Ok! Now lets start creating with light.
Go steal someone’s desk lamp and shine it onto the scene. Better? Worse? Go steal another.
Now you are into the dynamics of lighting. Here are the basics of lighting something.
You have a main Light and a Fill light. The main light is usually the brightest. You use it to light the scene. Being one light it is going to light one side of the scene.
Turn off the overheads and set this lamp a little off to the right of your camera. Observe the result. Hmm, don’t like those shadows now on the left? Now you turn on the other lamp and put it on the left of the camera to fill in the shadows with its light.
If both lamps are the same wattage move the fill back until it is just reducing the shadows without creating nasty shadows of its own. Couldn’t steal a second lamp?

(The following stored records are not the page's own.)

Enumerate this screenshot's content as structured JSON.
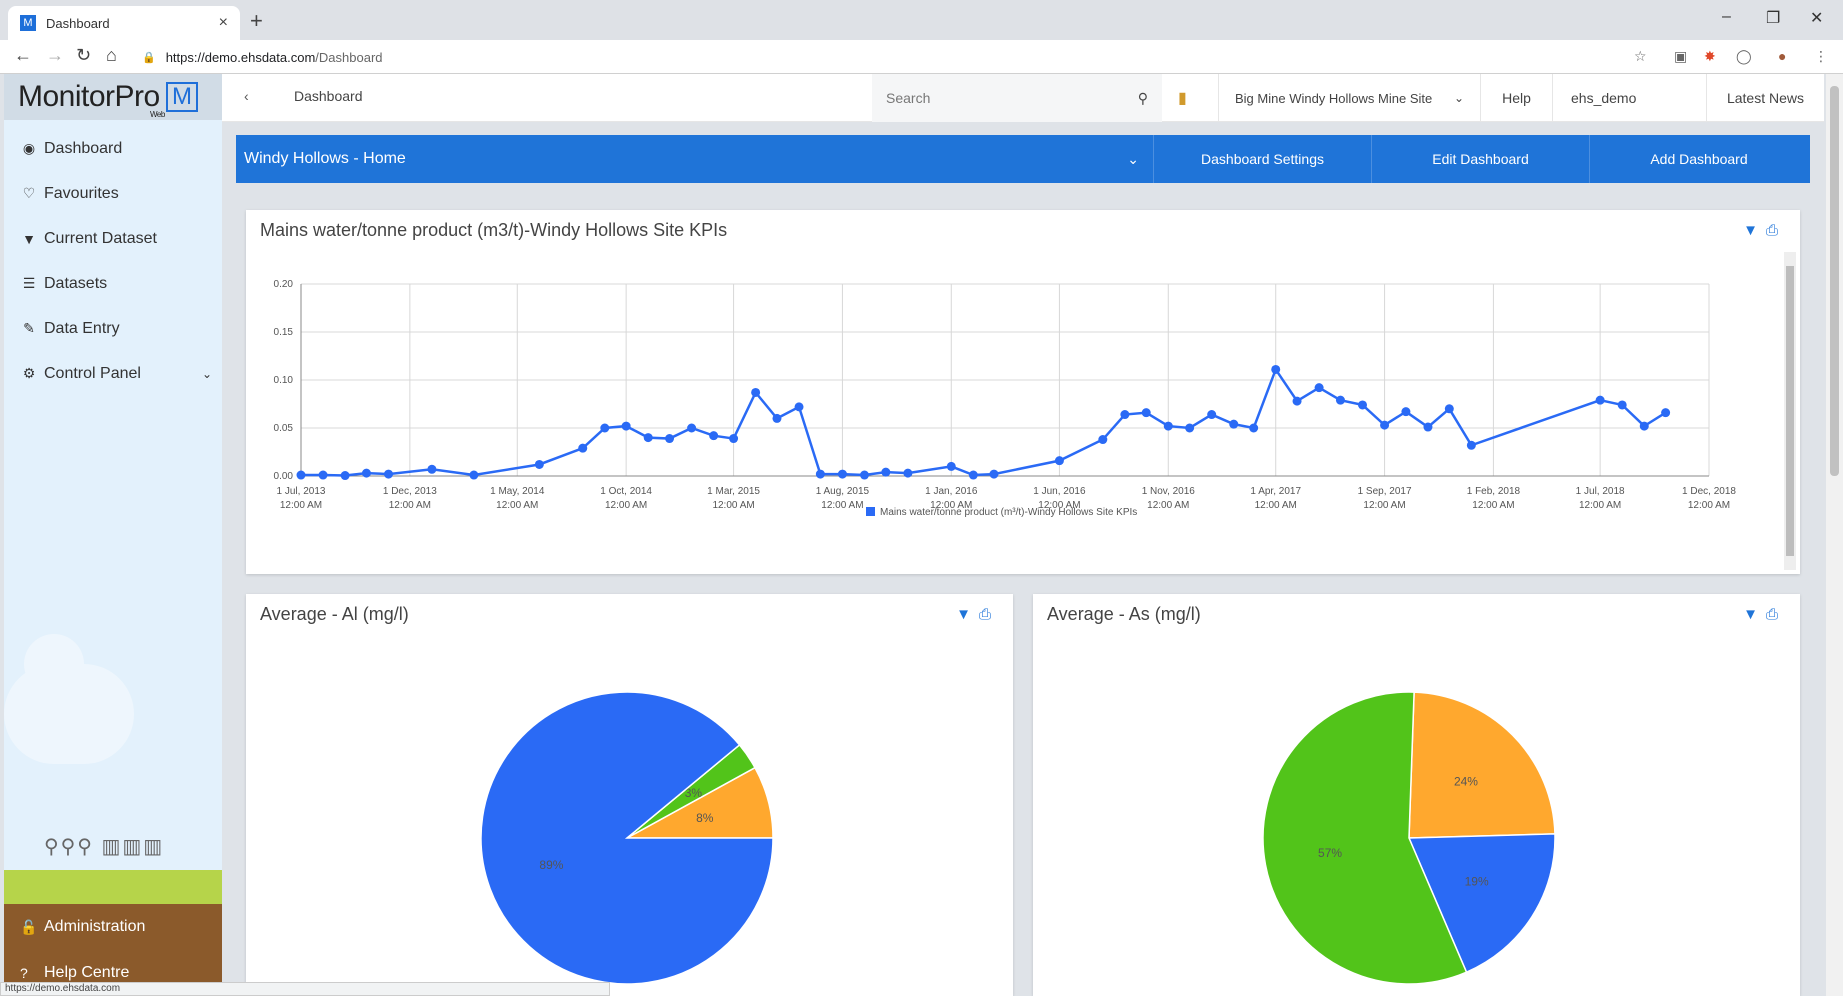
{
  "browser": {
    "tab_title": "Dashboard",
    "tab_close": "×",
    "new_tab": "+",
    "url_host": "https://demo.ehsdata.com",
    "url_path": "/Dashboard",
    "status_url": "https://demo.ehsdata.com",
    "win_min": "–",
    "win_restore": "❐",
    "win_close": "✕"
  },
  "sidebar": {
    "logo": "MonitorPro",
    "logo_sub": "Web",
    "items": [
      {
        "label": "Dashboard",
        "icon": "dashboard-icon",
        "glyph": "◉"
      },
      {
        "label": "Favourites",
        "icon": "heart-icon",
        "glyph": "♡"
      },
      {
        "label": "Current Dataset",
        "icon": "filter-icon",
        "glyph": "▼"
      },
      {
        "label": "Datasets",
        "icon": "list-icon",
        "glyph": "☰"
      },
      {
        "label": "Data Entry",
        "icon": "edit-icon",
        "glyph": "✎"
      },
      {
        "label": "Control Panel",
        "icon": "cogs-icon",
        "glyph": "⚙"
      }
    ],
    "admin": "Administration",
    "help": "Help Centre"
  },
  "topbar": {
    "crumb": "Dashboard",
    "search_placeholder": "Search",
    "site": "Big Mine Windy Hollows Mine Site",
    "help": "Help",
    "user": "ehs_demo",
    "news": "Latest News"
  },
  "dashbar": {
    "title": "Windy Hollows - Home",
    "settings": "Dashboard Settings",
    "edit": "Edit Dashboard",
    "add": "Add Dashboard"
  },
  "panels": {
    "line_title": "Mains water/tonne product (m3/t)-Windy Hollows Site KPIs",
    "pie1_title": "Average - Al (mg/l)",
    "pie2_title": "Average - As (mg/l)"
  },
  "colors": {
    "blue": "#2a6af5",
    "green": "#52c41a",
    "orange": "#ffa82e"
  },
  "chart_data": [
    {
      "type": "line",
      "title": "",
      "xlabel": "",
      "ylabel": "",
      "ylim": [
        0,
        0.2
      ],
      "yticks": [
        "0.00",
        "0.05",
        "0.10",
        "0.15",
        "0.20"
      ],
      "xtick_dates": [
        "1 Jul, 2013",
        "1 Dec, 2013",
        "1 May, 2014",
        "1 Oct, 2014",
        "1 Mar, 2015",
        "1 Aug, 2015",
        "1 Jan, 2016",
        "1 Jun, 2016",
        "1 Nov, 2016",
        "1 Apr, 2017",
        "1 Sep, 2017",
        "1 Feb, 2018",
        "1 Jul, 2018",
        "1 Dec, 2018"
      ],
      "xtick_time": "12:00 AM",
      "legend": "top-right",
      "series": [
        {
          "name": "Mains water/tonne product (m³/t)-Windy Hollows Site KPIs",
          "points": [
            [
              "2013-07-01",
              0.001
            ],
            [
              "2013-08-01",
              0.001
            ],
            [
              "2013-09-01",
              0.0005
            ],
            [
              "2013-10-01",
              0.003
            ],
            [
              "2013-11-01",
              0.002
            ],
            [
              "2014-01-01",
              0.007
            ],
            [
              "2014-03-01",
              0.001
            ],
            [
              "2014-06-01",
              0.012
            ],
            [
              "2014-08-01",
              0.029
            ],
            [
              "2014-09-01",
              0.05
            ],
            [
              "2014-10-01",
              0.052
            ],
            [
              "2014-11-01",
              0.04
            ],
            [
              "2014-12-01",
              0.039
            ],
            [
              "2015-01-01",
              0.05
            ],
            [
              "2015-02-01",
              0.042
            ],
            [
              "2015-03-01",
              0.039
            ],
            [
              "2015-04-01",
              0.087
            ],
            [
              "2015-05-01",
              0.06
            ],
            [
              "2015-06-01",
              0.072
            ],
            [
              "2015-07-01",
              0.002
            ],
            [
              "2015-08-01",
              0.002
            ],
            [
              "2015-09-01",
              0.001
            ],
            [
              "2015-10-01",
              0.004
            ],
            [
              "2015-11-01",
              0.003
            ],
            [
              "2016-01-01",
              0.01
            ],
            [
              "2016-02-01",
              0.001
            ],
            [
              "2016-03-01",
              0.002
            ],
            [
              "2016-06-01",
              0.016
            ],
            [
              "2016-08-01",
              0.038
            ],
            [
              "2016-09-01",
              0.064
            ],
            [
              "2016-10-01",
              0.066
            ],
            [
              "2016-11-01",
              0.052
            ],
            [
              "2016-12-01",
              0.05
            ],
            [
              "2017-01-01",
              0.064
            ],
            [
              "2017-02-01",
              0.054
            ],
            [
              "2017-03-01",
              0.05
            ],
            [
              "2017-04-01",
              0.111
            ],
            [
              "2017-05-01",
              0.078
            ],
            [
              "2017-06-01",
              0.092
            ],
            [
              "2017-07-01",
              0.079
            ],
            [
              "2017-08-01",
              0.074
            ],
            [
              "2017-09-01",
              0.053
            ],
            [
              "2017-10-01",
              0.067
            ],
            [
              "2017-11-01",
              0.051
            ],
            [
              "2017-12-01",
              0.07
            ],
            [
              "2018-01-01",
              0.032
            ],
            [
              "2018-07-01",
              0.079
            ],
            [
              "2018-08-01",
              0.074
            ],
            [
              "2018-09-01",
              0.052
            ],
            [
              "2018-10-01",
              0.066
            ]
          ]
        }
      ]
    },
    {
      "type": "pie",
      "title": "Average - Al (mg/l)",
      "slices": [
        {
          "label": "89%",
          "value": 89,
          "color": "#2a6af5"
        },
        {
          "label": "3%",
          "value": 3,
          "color": "#52c41a"
        },
        {
          "label": "8%",
          "value": 8,
          "color": "#ffa82e"
        }
      ]
    },
    {
      "type": "pie",
      "title": "Average - As (mg/l)",
      "slices": [
        {
          "label": "24%",
          "value": 24,
          "color": "#ffa82e"
        },
        {
          "label": "19%",
          "value": 19,
          "color": "#2a6af5"
        },
        {
          "label": "57%",
          "value": 57,
          "color": "#52c41a"
        }
      ]
    }
  ]
}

Go get some aluminum foil. Find something big and flat that no one is going to miss for a while like the Monopoly board or cut up a packing box and tape the foil to it.
Now you have a reflector that will act as a second fill light. You can buy these at photography Shops or you can just carry foil with you. Set up your reflector so it ‘fills’ the shadows.
Take a few shots and have a look at the Still life now. You can add more lights if you have them but usually it’s a waste of time and electricity and you’ll end up tearing your hair out.
The more lights you use the more shadows you’ll get and the more you’ll have to fool around trying to highlight or fill different parts of your Still Life. When you get really frustrated just go back to two lights until you get those right.
By now you’ve probably exhausted all the possibilities of lighting and angle. If you’ve been very good and haven’t cheated, your heap is still the same arrangement as when you started.
Now you can play about with adjusting the composition. See our photo composition page for a simple rule for composing a photo. Now try this rule with your Still Life. You have some main elements and some sub elements. The coins are sub elements. The cell phone may be a main element. What do you want your viewer to notice? Use composition to guide the viewer’s eye on a tour of your Still Life.
Shoot lots of shots. Play around and each time ask yourself: What does this image communicate?
Now you’re ready to get a bit adventurous. You can take a prowl around the house and spot pleasing compositions, or go the fruit market and buy some vegetables – large and small, different colors.
Or just take a walk around the neighborhood at different times of the day and look for some still lifes. Here’s one from my neighborhood.
If you really want to learn how to take great photos, still life or otherwise, and get good at this stuff we highly recommend Beginner Digital Photography as a resource.
It covers everything you need to know from beginner to pro in an interactive format you can study or refer to at your own pace and at your level of experience.